Michael Binstein,
CEO of Binny’s Beverage Depot,
shares

(this entire interview
is well worth reading)

“Somebody wants your business.
Every single day,
somebody wants your customer.

The reality is,
we may sign 99-year leases,
but we have day-to-day
employment contracts with
every single one of our 7 million customers.

And if a customer decides to fire you,
you don’t get two weeks’ notice.”

Don’t take your customers for granted.
Stay hungry.
Stay grateful.
Continue to put in the work.

By k | May 15, 2016 - 6:00 am - Posted in New Business Development

You’re working, working, working
on building your business
and nothing seems to happen.

Shouldn’t success happen quickly?
That’s how it happened
for XYZ company,
according to the media.

The media doesn’t cover
normal everyday business building.
The story of the average successful entrepreneur,
a person who has many failures
before her big success,
who works for years
with little results
before breaking out,
isn’t usually covered.
That story isn’t thrilling enough
for readers/viewers.

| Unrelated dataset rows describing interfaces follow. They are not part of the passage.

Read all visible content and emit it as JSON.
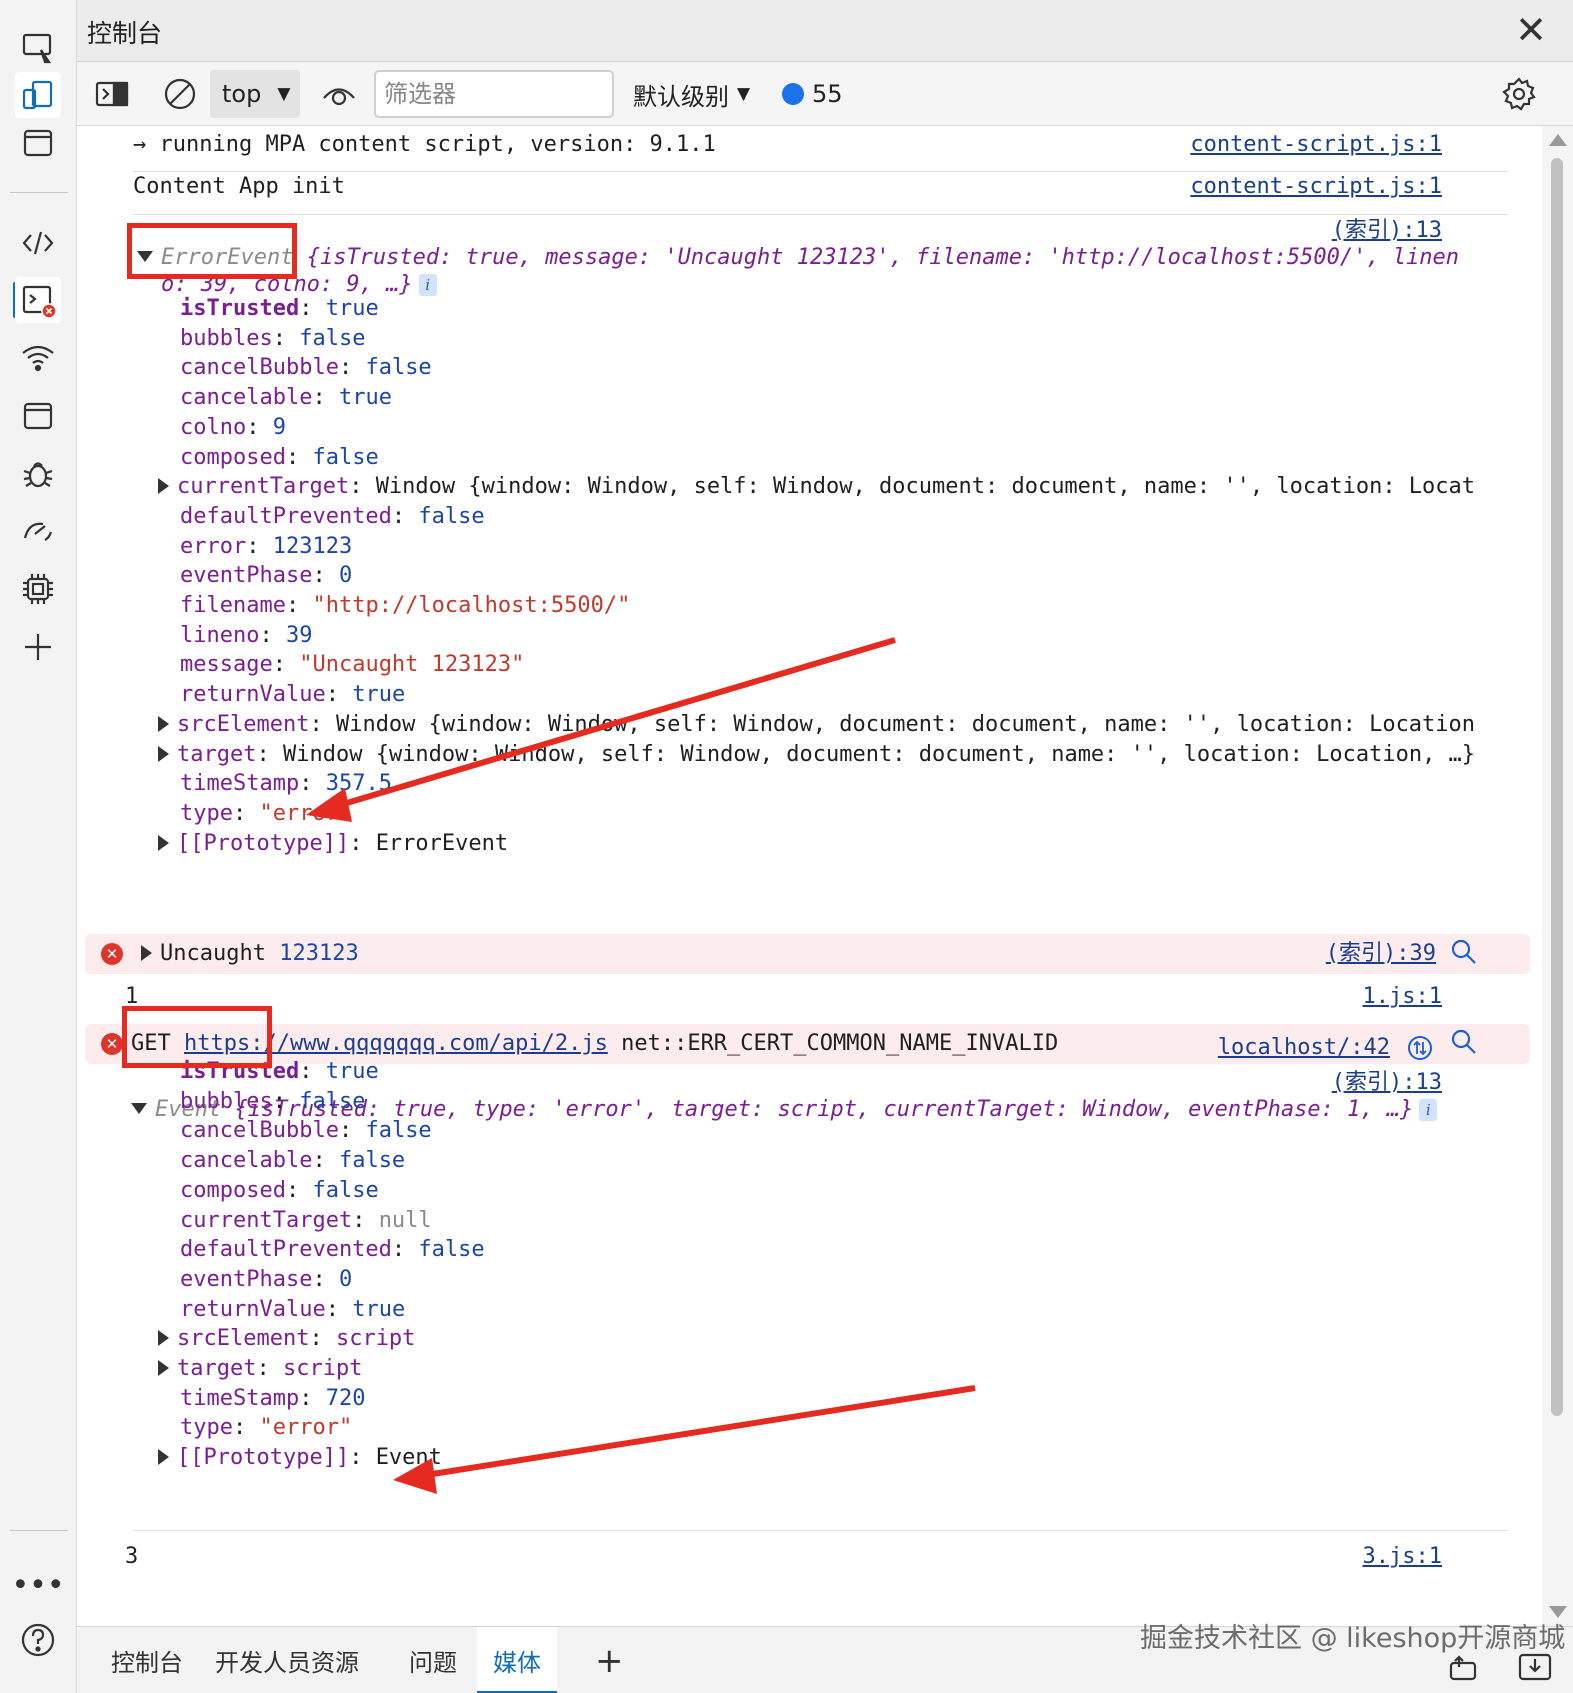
{
  "titlebar": {
    "title": "控制台",
    "close_icon": "close-icon"
  },
  "toolbar": {
    "context": "top",
    "filter_placeholder": "筛选器",
    "level": "默认级别",
    "message_count": "55"
  },
  "console": {
    "log1": {
      "text": "→ running MPA content script, version: 9.1.1",
      "source": "content-script.js:1"
    },
    "log2": {
      "text": "Content App init",
      "source": "content-script.js:1"
    },
    "errorevent": {
      "source": "(索引):13",
      "summary_type": "ErrorEvent",
      "summary_rest": "{isTrusted: true, message: 'Uncaught 123123', filename: 'http://localhost:5500/', linen",
      "summary_wrap": "o: 39, colno: 9, …}",
      "props": [
        {
          "key": "isTrusted",
          "val": "true",
          "kind": "b",
          "bold": true
        },
        {
          "key": "bubbles",
          "val": "false",
          "kind": "b"
        },
        {
          "key": "cancelBubble",
          "val": "false",
          "kind": "b"
        },
        {
          "key": "cancelable",
          "val": "true",
          "kind": "b"
        },
        {
          "key": "colno",
          "val": "9",
          "kind": "b"
        },
        {
          "key": "composed",
          "val": "false",
          "kind": "b"
        },
        {
          "key": "currentTarget",
          "val": "Window {window: Window, self: Window, document: document, name: '', location: Locat",
          "kind": "obj",
          "expand": true
        },
        {
          "key": "defaultPrevented",
          "val": "false",
          "kind": "b"
        },
        {
          "key": "error",
          "val": "123123",
          "kind": "b"
        },
        {
          "key": "eventPhase",
          "val": "0",
          "kind": "b"
        },
        {
          "key": "filename",
          "val": "\"http://localhost:5500/\"",
          "kind": "s"
        },
        {
          "key": "lineno",
          "val": "39",
          "kind": "b"
        },
        {
          "key": "message",
          "val": "\"Uncaught 123123\"",
          "kind": "s"
        },
        {
          "key": "returnValue",
          "val": "true",
          "kind": "b"
        },
        {
          "key": "srcElement",
          "val": "Window {window: Window, self: Window, document: document, name: '', location: Location",
          "kind": "obj",
          "expand": true
        },
        {
          "key": "target",
          "val": "Window {window: Window, self: Window, document: document, name: '', location: Location, …}",
          "kind": "obj",
          "expand": true
        },
        {
          "key": "timeStamp",
          "val": "357.5",
          "kind": "b"
        },
        {
          "key": "type",
          "val": "\"error\"",
          "kind": "s"
        },
        {
          "key": "[[Prototype]]",
          "val": "ErrorEvent",
          "kind": "d",
          "expand": true
        }
      ]
    },
    "uncaught": {
      "label": "Uncaught",
      "value": "123123",
      "source": "(索引):39"
    },
    "log3": {
      "text": "1",
      "source": "1.js:1"
    },
    "netError": {
      "method": "GET",
      "url": "https://www.qqqqqqq.com/api/2.js",
      "message": "net::ERR_CERT_COMMON_NAME_INVALID",
      "source": "localhost/:42"
    },
    "event": {
      "source": "(索引):13",
      "summary_type": "Event",
      "summary_rest": "{isTrusted: true, type: 'error', target: script, currentTarget: Window, eventPhase: 1, …}",
      "props": [
        {
          "key": "isTrusted",
          "val": "true",
          "kind": "b",
          "bold": true
        },
        {
          "key": "bubbles",
          "val": "false",
          "kind": "b"
        },
        {
          "key": "cancelBubble",
          "val": "false",
          "kind": "b"
        },
        {
          "key": "cancelable",
          "val": "false",
          "kind": "b"
        },
        {
          "key": "composed",
          "val": "false",
          "kind": "b"
        },
        {
          "key": "currentTarget",
          "val": "null",
          "kind": "g"
        },
        {
          "key": "defaultPrevented",
          "val": "false",
          "kind": "b"
        },
        {
          "key": "eventPhase",
          "val": "0",
          "kind": "b"
        },
        {
          "key": "returnValue",
          "val": "true",
          "kind": "b"
        },
        {
          "key": "srcElement",
          "val": "script",
          "kind": "k",
          "expand": true
        },
        {
          "key": "target",
          "val": "script",
          "kind": "k",
          "expand": true
        },
        {
          "key": "timeStamp",
          "val": "720",
          "kind": "b"
        },
        {
          "key": "type",
          "val": "\"error\"",
          "kind": "s"
        },
        {
          "key": "[[Prototype]]",
          "val": "Event",
          "kind": "d",
          "expand": true
        }
      ]
    },
    "log4": {
      "text": "3",
      "source": "3.js:1"
    }
  },
  "drawer": {
    "tabs": [
      "控制台",
      "开发人员资源",
      "问题",
      "媒体"
    ],
    "active_tab": "媒体"
  },
  "watermark": "掘金技术社区 @ likeshop开源商城",
  "colors": {
    "accent": "#0f6cbd",
    "error_bg": "#fdecee",
    "annotation_red": "#e52a1f"
  }
}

Yet it is reality.

Steve Case,
co-founder of America Online (AOL),
shares

“I used to joke that
AOL was a decade-in-the-making
overnight success.
We just would not give up.
Our investors almost forced us
to sell,
but we convinced them
to stick with it.

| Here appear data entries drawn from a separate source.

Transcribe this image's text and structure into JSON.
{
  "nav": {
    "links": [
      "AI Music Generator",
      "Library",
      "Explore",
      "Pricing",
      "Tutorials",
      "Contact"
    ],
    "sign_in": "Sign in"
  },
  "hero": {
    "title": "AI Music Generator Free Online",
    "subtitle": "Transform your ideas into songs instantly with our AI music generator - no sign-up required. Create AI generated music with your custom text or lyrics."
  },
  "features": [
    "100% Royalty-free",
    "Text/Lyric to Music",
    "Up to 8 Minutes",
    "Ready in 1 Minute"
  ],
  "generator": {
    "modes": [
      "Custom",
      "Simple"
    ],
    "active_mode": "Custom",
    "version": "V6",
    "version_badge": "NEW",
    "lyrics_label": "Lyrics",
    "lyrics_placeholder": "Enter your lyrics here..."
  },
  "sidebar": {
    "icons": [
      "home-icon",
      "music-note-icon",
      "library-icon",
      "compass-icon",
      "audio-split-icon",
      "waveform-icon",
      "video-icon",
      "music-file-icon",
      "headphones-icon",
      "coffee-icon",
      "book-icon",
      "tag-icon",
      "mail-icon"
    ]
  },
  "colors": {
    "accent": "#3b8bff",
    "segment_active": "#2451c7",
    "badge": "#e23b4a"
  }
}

Finally, we broke through.
We were the first Internet company
to go public (in 1992),
and the best-performing stock
of the 1990s.”

Perseverance is one of the key components
of success.
Keep working.

By k | May 14, 2016 - 6:00 am - Posted in New Business Development

When many people think of kindness,
they equate it to
never saying anything offensive,
never saying anything to make another person
uncomfortable.

That’s not kindness.
That’s being a chicken sh*t.

It isn’t kind
to say nothing
when a loved one who can’t hold a tune
says she plans to try out
for a TV singing competition.
The KIND thing to do
is to suggest she first take singing lessons
and hone her craft
so she’s the best singer
she can be
at these tryouts.

Jim Rohn
shares

“We must not mistake
weakness for kindness.

Kindness isn’t weak.
Kindness is a certain type of strength.

We must be kind enough
to tell someone the truth.

We must be kind enough
and considerate enough
to lay it on the line.

We must be kind enough
to tell it like it is
and not deal in delusion.”

Aspire to kindness.

By k | May 13, 2016 - 6:00 am - Posted in New Business Development

The biggest mistakes I’ve made
in my professional life
have occurred
because I took on projects
I didn’t truly believe in
and
I knew I wasn’t suited
to participate in.

It was idiotic of me
to say ‘yes’
because there were
hundreds, thousands
of other opportunities
that I was perfect for.
I should have had the balls
to say ‘no’,
to wait.

Dr. Henry Cloud
shares

“Successful people never again…”

“2. Do anything that requires them
to be someone they are not.

In everything we do,
we have to ask ourselves,
“Why am I doing this?
Am I suited for it?
Does it fit me?
Is it sustainable?”
If the answer is
no to any of these questions,
you better have a very good reason
to proceed.”

Don’t try to be someone
you’re not.
You’ll never be as good
as someone
who is truly that type of person
and there are
plenty of opportunities
where you can be you
and succeed.

By k | May 12, 2016 - 6:00 am - Posted in New Business Development

I always knew
I wanted to develop a business
involving the romance reader community.
I love being with romance readers.
I love talking with them.
I love their belief
in happy endings,
in hope, optimism and love.

It took me a while
to understand what my place would be
within this community
but I knew I wanted to serve it.

And serving it
makes me very happy.
It is also making me
successful
in all of the other ways
a business can be successful
(recognition, financially, etc.).

Tony Jeary
shares

“Here’s the secret
to getting everything you want
in life:
Find people who are hurting,
and help them.
In the world of business
we call this “adding value.”

I call it common sense
and being a decent human being.
Every successful business,
every successful career
and every successful organization
exists only
because it serves others.

Here’s how to figure out
who to serve:
Look at the people
you love to be around.
The people who energize you
and fulfill you.
Ask them what keeps them up at night.
Ask them what hurts in their life.
Ask them how you could help.”

Whom do you wish to serve?